WASHINGTON -- The Federal Reserve appears to be moving toward announcing some new step to try to energize the troubled U.S. economy. The question is whether it will do so after its policy meeting this week.
Probably not, many economists say.
The U.S. economy grew at an annual rate of just 1.5 percent from April through June, less than the 2 percent rate in the first quarter. But many analysts say the economy hasn't slowed enough to compel the Fed to announce further help immediately.
Still, Fed officials have signaled their concern about weakening job growth and consumer spending, which have brought the economy closer to a standstill. Chairman Ben Bernanke has said the Fed is prepared to take further action if unemployment stays high.
What that action might be isn't clear. The Fed has already pursued two rounds of purchases of Treasury bonds and mortgage-backed securities to cut long-term interest rates and encourage borrowing and spending. These programs are called quantitative easing.
The Fed has also extended a program called Operation Twist. Under this program, the Fed sells short-term Treasurys and buys longer-term Treasurys.
"I think they are inching towards another round of quantitative easing, but I am not convinced they will get there at this meeting," said Paul Edelstein, director of financial economics at IHS Global Economics.
The Fed meeting is one of three big events this week that investors and economists will pay close attention to. The European Central Bank meets on Thursday, and the U.S. Labor Department releases the July jobs report on Friday.
Markets surged last week after ECB President Mario Draghi said last Thursday that central bank would do "whatever it takes" to preserve the euro. Over the following days, the leaders of Germany, France and Italy also said they would do all they can to protect the 17-country currency union. The comments raised expectations that the ECB might step in to buy Spanish and perhaps Italian government bonds to lower the countries' borrowing costs.
Economists forecast that U.S. employers added 100,000 jobs in July. That would be only slightly better than the 75,000 a month from April through June and still down from a healthy 226,000 average in the first three months of the year. The unemployment rate is expected to stay at 8.2 percent.
Even if the Fed did act, few think that further lowering long-term rates would provide much benefit to the U.S. economy. Most businesses and consumers who aren't borrowing now aren't likely to change their minds if rates slipped a bit more.
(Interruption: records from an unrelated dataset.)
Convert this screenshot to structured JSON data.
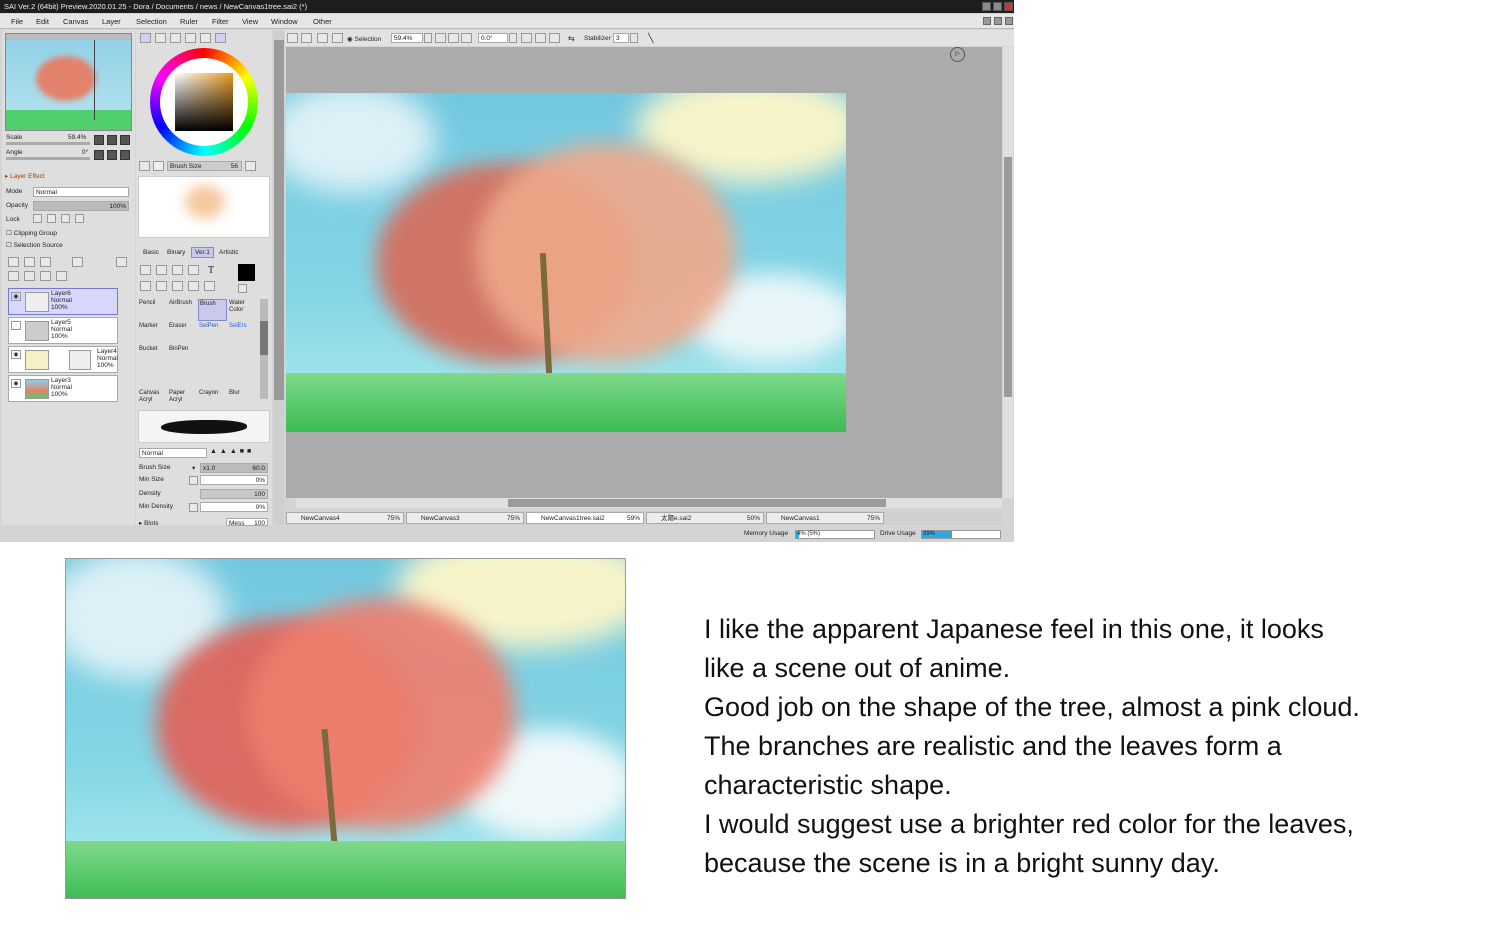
{
  "window": {
    "title": "SAI Ver.2 (64bit) Preview.2020.01.25 - Dora / Documents / news / NewCanvas1tree.sai2 (*)"
  },
  "menu": [
    "File",
    "Edit",
    "Canvas",
    "Layer",
    "Selection",
    "Ruler",
    "Filter",
    "View",
    "Window",
    "Other"
  ],
  "navigator": {
    "scale_label": "Scale",
    "scale_value": "59.4%",
    "angle_label": "Angle",
    "angle_value": "0°"
  },
  "layer_effect": {
    "header": "Layer Effect",
    "mode_label": "Mode",
    "mode_value": "Normal",
    "opacity_label": "Opacity",
    "opacity_value": "100%",
    "lock_label": "Lock",
    "clipping_label": "Clipping Group",
    "selection_source_label": "Selection Source"
  },
  "layers": [
    {
      "name": "Layer6",
      "mode": "Normal",
      "opacity": "100%"
    },
    {
      "name": "Layer5",
      "mode": "Normal",
      "opacity": "100%"
    },
    {
      "name": "Layer4",
      "mode": "Normal",
      "opacity": "100%"
    },
    {
      "name": "Layer3",
      "mode": "Normal",
      "opacity": "100%"
    }
  ],
  "brush_preview": {
    "label": "Brush Size",
    "value": "56"
  },
  "tool_tabs": [
    "Basic",
    "Binary",
    "Ver.1",
    "Artistic"
  ],
  "tools": [
    [
      "Pencil",
      "AirBrush",
      "Brush",
      "Water Color"
    ],
    [
      "Marker",
      "Eraser",
      "SelPen",
      "SelErs"
    ],
    [
      "Bucket",
      "BinPen",
      "",
      ""
    ],
    [
      "Canvas Acryl",
      "Paper Acryl",
      "Crayon",
      "Blur"
    ]
  ],
  "brush_settings": {
    "mode_value": "Normal",
    "brush_size_label": "Brush Size",
    "brush_size_mult": "x1.0",
    "brush_size_value": "60.0",
    "min_size_label": "Min Size",
    "min_size_value": "0%",
    "density_label": "Density",
    "density_value": "100",
    "min_density_label": "Min Density",
    "min_density_value": "0%",
    "blots_label": "Blots",
    "mess_label": "Mess",
    "mess_value": "100"
  },
  "canvas_toolbar": {
    "selection_label": "Selection",
    "zoom_value": "59.4%",
    "angle_value": "0.0°",
    "stabilizer_label": "Stabilizer",
    "stabilizer_value": "3"
  },
  "doc_tabs": [
    {
      "name": "NewCanvas4",
      "pct": "75%"
    },
    {
      "name": "NewCanvas3",
      "pct": "75%"
    },
    {
      "name": "NewCanvas1tree.sai2",
      "pct": "59%"
    },
    {
      "name": "太陽e.sai2",
      "pct": "50%"
    },
    {
      "name": "NewCanvas1",
      "pct": "75%"
    }
  ],
  "statusbar": {
    "memory_label": "Memory Usage",
    "memory_value": "4% (5%)",
    "memory_fill": 0.04,
    "drive_label": "Drive Usage",
    "drive_value": "39%",
    "drive_fill": 0.39
  },
  "comment": [
    "I like the apparent Japanese feel in this one, it looks",
    "like a scene out of anime.",
    "Good job on the shape of the tree, almost a pink cloud.",
    "The branches are realistic and the leaves form a",
    "characteristic shape.",
    "I would suggest use a brighter red color for the leaves,",
    "because the scene is in a bright sunny day."
  ],
  "colors": {
    "accent": "#2ea8e6",
    "selection": "#c9c9ee",
    "canvas_bg": "#ababab",
    "tree_pink": "#e78a72",
    "grass": "#46c86a",
    "sky": "#7fd3e4"
  }
}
The yield on the benchmark 10-year Treasury note is already just above its record low of 1.39 percent, which it touched last week. The national average rate for a new-car loan barely tops 3 percent. And the average on a 30-year fixed-rate mortgage fell below 3.5 percent last week for the first time on records dating back 60 years.
If the Fed doesn't announce any new steps this week, most economists expect it to unveil action after its next policy meeting in September. By then, the Fed will have received more data on the economy's health, especially how much hiring occurred in July and August. Bernanke will also have had more time to build support for further bond buying -- a move that isn't embraced by everyone on the Fed's policy committee.
Some regional Fed bank presidents, for example, have expressed concern that expanding the Fed's investment portfolio beyond its current record $2.9 trillion to try to lower rates more would heighten the risk of high inflation later.
"Various Fed officials have made it pretty clear they want to do something, but they still have a lot of discussion to go through before they get to a decision," said Diane Swonk, chief economist at Mesirow Financial in Chicago. "How do you get the biggest bang for the dollar when the ammunition you have left is limited?"
Some analysts have also suggested that the Fed might be reluctant to act aggressively as the November election nears, out of concern it could be seen as affecting the vote.
If the Fed does announce further bond buying, some think the purchases might be divided between Treasurys and mortgage-backed securities. Though at record lows, mortgage rates are still higher than rates on some other loans. Further declines in those rates could help fuel home sales.
Bernanke has sounded most concerned about high unemployment. The reports on unemployment for July and August will help show whether the weak job creation this spring is persisting or whether employers have stepped up hiring.
As U.S. hiring as declined, so has consumer and business confidence. Worries have also intensified about Europe's debt crisis and whether the U.S. economy will fall off a "fiscal cliff" at the end of the year. That's when tax increases and deep spending cuts will take effect unless Congress reaches a budget deal. A recession could follow, Bernanke has warned.
Bernanke has noted that further bond purchases aren't the Fed's only option if it decides to do more. The Fed might choose instead, for example, to extend the timetable for keeping short-term interest rates at record lows beyond its target of late 2014. The Fed cut its benchmark federal funds rate to near zero in December 2008 and has left it there since.
Some economists said an adjustment of the Fed's target date for any rate increase is also possible as an interim step before further bond buying.
Paul Dales, senior economist at Capital Economics, said he sees a Fed decision to launch a new bond buying program as a 50-50 prospect between now and the end of 2012.